The state line of North Carolina runs through the middle of the National Park. While it is the most visited National Park, it is also one of the youngest and the only one without an admission fee. As always, the reasons are peculiar. The no fee rule is so because the road that runs through the main “gap” in the mountains is U.S. 441, the Newfound Gap Road that was the main commerce route to the East Coast for Tennessee at the time it agreed to sell the land to the Federal Government. The deeding included the provision that “no toll or license fee shall ever be imposed” to use the road. While I-40 has long ago replaced the route, the legislature has never changed the provision. North Carolina transferred its section of the road by “abandonment” and no restriction was imposed. It is called a “Gap” because that low place between peaks in the South is called that instead of a “Pass” as in the West and a “Notch” in New England.
It is a “young” Park because it was created by President Franklin Roosevelt in when much of it was settled land. Unlike the many parks in Western States that were still on Government or vacant land, the land had to be purchased from states and private individuals to create the Park. Cades Cove, a farm community on top of the mountains was the community most opposed to the formation of the park. John W. Oliver fought to keep it out of the park well into the 1930’s. More about John later in the trip. The Baptist Congregation remained outraged enough to defy the Park Service by using the existing “Primitive” church in the farm community until well into the 1960’s.
It is another of those hauntingly beautiful places I recall from my trip through it ten years ago. Much of the beauty takes time to find behind the commercialism of the nearby communities. We have resolved to spend enough of it this trip before rolling north on the Blue Ridge Parkway and through the Shenandoah. The Western leg will likely be a northern one with maybe a little of Canada and old friends along the way.
We’d be pleased to have you with us, my faithful iron Lady and me. We have a new traveling companion. “Jim,” a Gnome who watches over us from the dashboard when we stop at night. He is also known as Santiago in deference to my traveling companion’s preference for things Spanish. He’s a cowboy. Never says much, just stands there with his hands in his pockets with a smile and a twinkle in his eye.

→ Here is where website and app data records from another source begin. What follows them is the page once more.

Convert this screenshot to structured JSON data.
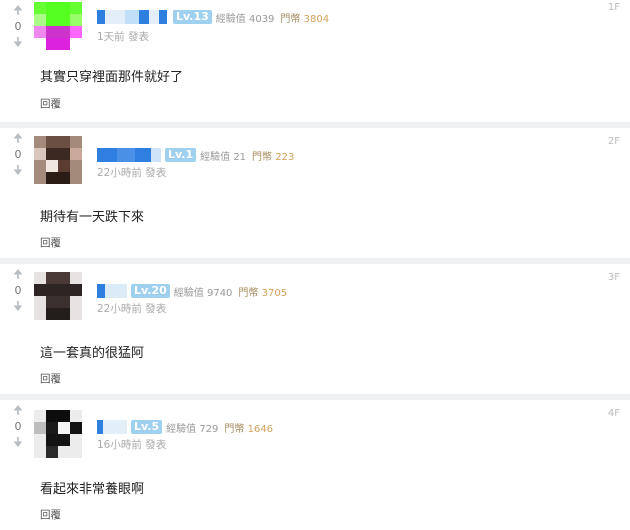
{
  "comments": [
    {
      "floor": "1F",
      "level": "Lv.13",
      "exp_label": "經驗值",
      "exp": "4039",
      "gp_label": "門幣",
      "gp": "3804",
      "time": "1天前 發表",
      "vote_count": "0",
      "text": "其實只穿裡面那件就好了",
      "reply": "回覆"
    },
    {
      "floor": "2F",
      "level": "Lv.1",
      "exp_label": "經驗值",
      "exp": "21",
      "gp_label": "門幣",
      "gp": "223",
      "time": "22小時前 發表",
      "vote_count": "0",
      "text": "期待有一天跌下來",
      "reply": "回覆"
    },
    {
      "floor": "3F",
      "level": "Lv.20",
      "exp_label": "經驗值",
      "exp": "9740",
      "gp_label": "門幣",
      "gp": "3705",
      "time": "22小時前 發表",
      "vote_count": "0",
      "text": "這一套真的很猛阿",
      "reply": "回覆"
    },
    {
      "floor": "4F",
      "level": "Lv.5",
      "exp_label": "經驗值",
      "exp": "729",
      "gp_label": "門幣",
      "gp": "1646",
      "time": "16小時前 發表",
      "vote_count": "0",
      "text": "看起來非常養眼啊",
      "reply": "回覆"
    }
  ],
  "colors": {
    "level_badge": "#9fd0ef",
    "gp": "#d2a25a",
    "separator": "#eef0f2"
  },
  "icons": {
    "upvote": "arrow-up-icon",
    "downvote": "arrow-down-icon"
  }
}
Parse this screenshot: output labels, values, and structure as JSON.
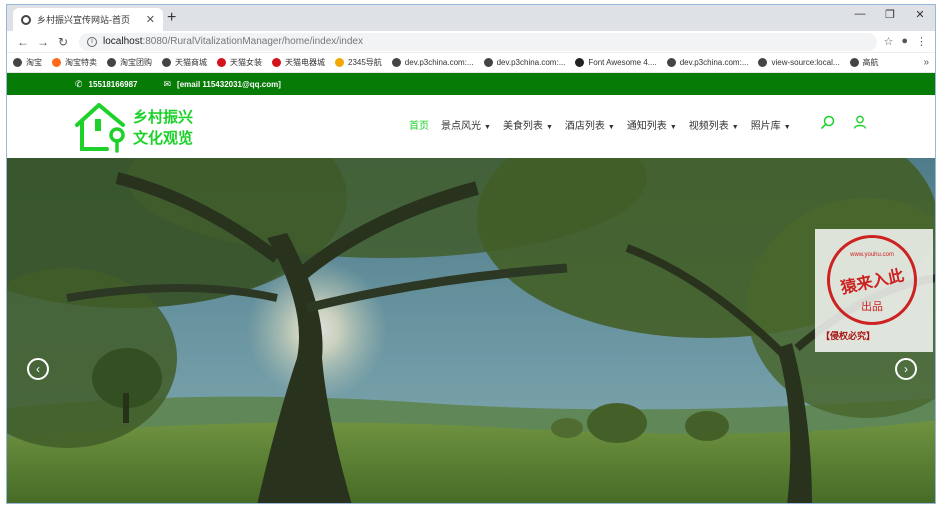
{
  "browser": {
    "tab_title": "乡村振兴宣传网站-首页",
    "tab_close": "✕",
    "new_tab": "+",
    "window_controls": {
      "minimize": "—",
      "maximize": "❐",
      "close": "✕"
    },
    "nav": {
      "back": "←",
      "forward": "→",
      "reload": "↻"
    },
    "url_host": "localhost",
    "url_rest": ":8080/RuralVitalizationManager/home/index/index",
    "toolbar_right": {
      "star": "☆",
      "profile": "●",
      "menu": "⋮"
    },
    "bookmarks": [
      {
        "label": "淘宝",
        "color": "#444444"
      },
      {
        "label": "淘宝特卖",
        "color": "#ff6a1a"
      },
      {
        "label": "淘宝团购",
        "color": "#444444"
      },
      {
        "label": "天猫商城",
        "color": "#444444"
      },
      {
        "label": "天猫女装",
        "color": "#d3121b"
      },
      {
        "label": "天猫电器城",
        "color": "#d3121b"
      },
      {
        "label": "2345导航",
        "color": "#f0a800"
      },
      {
        "label": "dev.p3china.com:...",
        "color": "#444444"
      },
      {
        "label": "dev.p3china.com:...",
        "color": "#444444"
      },
      {
        "label": "Font Awesome 4....",
        "color": "#222222"
      },
      {
        "label": "dev.p3china.com:...",
        "color": "#444444"
      },
      {
        "label": "view-source:local...",
        "color": "#444444"
      },
      {
        "label": "高航",
        "color": "#444444"
      }
    ],
    "bookmarks_more": "»"
  },
  "site": {
    "topbar": {
      "phone": "15518166987",
      "email": "[email 115432031@qq.com]",
      "bg": "#067b06"
    },
    "logo": {
      "line1": "乡村振兴",
      "line2": "文化观览",
      "color": "#1dd12a"
    },
    "nav": [
      {
        "label": "首页",
        "active": true,
        "dropdown": false
      },
      {
        "label": "景点风光",
        "active": false,
        "dropdown": true
      },
      {
        "label": "美食列表",
        "active": false,
        "dropdown": true
      },
      {
        "label": "酒店列表",
        "active": false,
        "dropdown": true
      },
      {
        "label": "通知列表",
        "active": false,
        "dropdown": true
      },
      {
        "label": "视频列表",
        "active": false,
        "dropdown": true
      },
      {
        "label": "照片库",
        "active": false,
        "dropdown": true
      }
    ],
    "header_icons": [
      "search-icon",
      "user-icon"
    ],
    "hero": {
      "prev": "‹",
      "next": "›"
    }
  },
  "watermark": {
    "url": "www.youhu.com",
    "main": "猿来入此",
    "sub": "出品",
    "footer": "【侵权必究】"
  }
}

So saddle up and come along, we’ll be glad for the company and will try to amuse, enlighten, or inform as we travel the back roads from here to there by way of the any excellent adventure we may find up arround the bend.